Both companies have high-grade ore in the ground. And both companies have enough money in the bank to fund the current operational plans. (Alexco has an environmental remediation contract from the Canadian government to pay the basic bills.) Meanwhile, both companies are attractive to potential suitors, like large miners that want to pick up some great reserves. And the prices of gold and silver are generally rising. In my view, both companies are there to buy, hold and wait with. Be patient. These eggs will hatch.

Brother, Can You Spare a Trillion Dollars?

Why do I think the dollar will be toast? Because Congress is finishing up a bill to spend almost a trillion dollars to (ahem) “stimulate” the economy. Yes, if you spend a trillion dollars, it’ll stimulate something. But where will the money come from? How does the U.S. government plan to raise the money? Do you have a spare trillion dollars lying around, brothers and sisters?

I don’t know about you, but to me, a trillion bucks is a lot of money. It’s almost twice the national defense budget, which is a really big number in its own right. For a trillion bucks, the Navy could buy something like 133 Nimitz-class aircraft carriers. Except at current construction rates, it would take 500 years to build all of them. So just on the numbers alone, the U.S. is about to do something very, very strange in its historical arc.

The Old Customs House — Well, Not Any More

Speaking of which, let’s look at some history. We’re a far cry from the olden days of a U.S. customs house in every port town. Back then, the U.S. Customs Service collected tariffs and imposts on foreign goods that landed ashore. The old customs houses were the national cash register, sending wagons full of gold down to the national treasury. If trade and commerce were good, the federal government collected more in taxes. When times were tough, the government experienced the lean economy along with everyone else. So in the olden days, the federal government was institutionally inclined to support the growth of business.

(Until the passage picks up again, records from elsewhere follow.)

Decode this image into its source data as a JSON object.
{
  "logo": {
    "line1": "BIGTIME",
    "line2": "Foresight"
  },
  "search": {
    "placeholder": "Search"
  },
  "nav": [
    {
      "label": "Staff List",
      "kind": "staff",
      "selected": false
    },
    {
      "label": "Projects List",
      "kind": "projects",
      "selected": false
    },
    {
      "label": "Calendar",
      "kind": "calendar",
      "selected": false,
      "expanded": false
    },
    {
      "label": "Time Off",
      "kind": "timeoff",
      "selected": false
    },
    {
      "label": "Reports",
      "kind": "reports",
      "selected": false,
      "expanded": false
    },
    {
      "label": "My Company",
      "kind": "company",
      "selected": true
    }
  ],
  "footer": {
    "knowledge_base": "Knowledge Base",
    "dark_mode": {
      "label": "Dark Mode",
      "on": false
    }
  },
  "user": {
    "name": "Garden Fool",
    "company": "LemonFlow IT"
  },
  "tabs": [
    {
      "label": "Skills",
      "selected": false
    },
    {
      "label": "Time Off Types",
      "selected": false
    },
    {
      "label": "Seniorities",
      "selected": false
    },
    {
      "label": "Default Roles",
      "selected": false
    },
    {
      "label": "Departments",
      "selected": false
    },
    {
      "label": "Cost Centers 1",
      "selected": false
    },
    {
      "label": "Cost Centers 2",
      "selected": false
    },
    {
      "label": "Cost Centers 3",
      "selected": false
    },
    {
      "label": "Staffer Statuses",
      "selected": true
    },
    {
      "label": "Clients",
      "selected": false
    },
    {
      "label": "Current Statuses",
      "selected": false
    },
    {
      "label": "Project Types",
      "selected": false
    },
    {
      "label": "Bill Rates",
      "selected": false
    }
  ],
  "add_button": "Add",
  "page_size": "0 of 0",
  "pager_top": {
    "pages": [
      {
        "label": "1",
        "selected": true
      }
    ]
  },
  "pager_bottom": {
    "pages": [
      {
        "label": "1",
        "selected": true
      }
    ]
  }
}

(And as an aside, those customs houses made important cultural statements about how the nation viewed itself, as well as just collecting taxes. There are some fine examples of federal customs houses, like the Greek Revival edifice built in the 1830s near the waterfront of New Bedford, Mass.

That was then. This is now. Things have changed, like night and day. Today, the federal government balances its accounts via funds raised through taxation, borrowing and just plain creating currency out of the ether.

Taxing, Borrowing and Creating Something From Nothing

Congress collects a lot of funds through taxes. But not nearly enough to pay for all the spending. It’s not even close. So will Congress raise taxes? And do it during a recession? I don’t think so. Herbert Hoover tried that in 1930. Didn’t work too well.

What about the federal government borrowing? OK, it borrows a lot. But can it borrow even more? Trillions of dollars? From whom? Who has an extra trillion dollars lying around that they want to loan the U.S.? Will China and the oil-exporting nations continue to buy up U.S. Treasury paper? If so, with what? Chinese exports are down. Oil income is way down as well. (Oil is selling at $34 per barrel today.) So good luck with borrowing.

That leaves the U.S. government with only one choice. The U.S. is about to embark on the greatest currency-creating binge in modern history (excluding that of Zimbabwe, perhaps.) A lot of that trillion dollars is going to come right out of nothing. The Fed is just going to monetize the debt. So we’ll have new dollars chasing the same amount of goods. That’s the basic definition of inflation.

The bottom line is you need to own precious metals. Own gold. How much? For now, the more, the better. Own coins, if you can get ’em. Own bullion, if you can get it. Own shares in good miners with reserves in the ground while you can buy ’em. Just get some gold.

Until we meet again,
Byron King

February 19, 2009